Sometimes you want to write a batch of utility methods that can be accessed from a module for example
Utility.parse_something(string) or any number of useful little tools for your application. Here’s a very clean-looking way to achieve it:
module Utilities extend self def parse_something(string) # do stuff here end def other_utility_method(number, string) # do some more stuff end end
"extend self" at the top of the module, you are telling it to include all of the methods defined on your module as class methods on…your module. Which means that you can now access them like other class methods! While there are other ways to do this, I think this is a very semantically clean way that gets it done quite nicely.
Update: And this is exactly why I post these Quick Tips, because sometimes there’s another solution that I hadn’t heard of! Using Ruby’s
module_function you can achieve the same effect:
module Utilities module_function def parse_something(string) # do stuff here end def other_utility_method(number, string) # do some more stuff end end
module_function method either takes multiple symbols as arguments for the methods to turn into module methods or, if invoked without arguments, will cause all subsequent methods to be defined as module functions. You can read the Ruby documentation about it here. Ultimately I’m not sure which I’d go with, as

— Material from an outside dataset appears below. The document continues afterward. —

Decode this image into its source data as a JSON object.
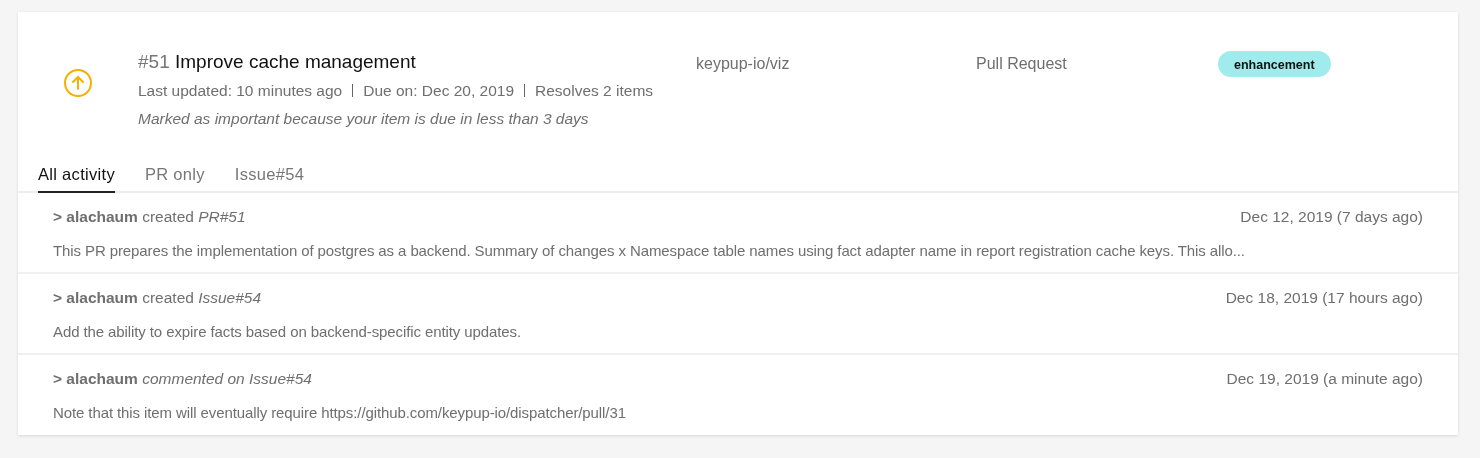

module_function is pretty esoteric (I’ve never come across it in code that I’ve read), but so is
extend self. It’s your call, developers!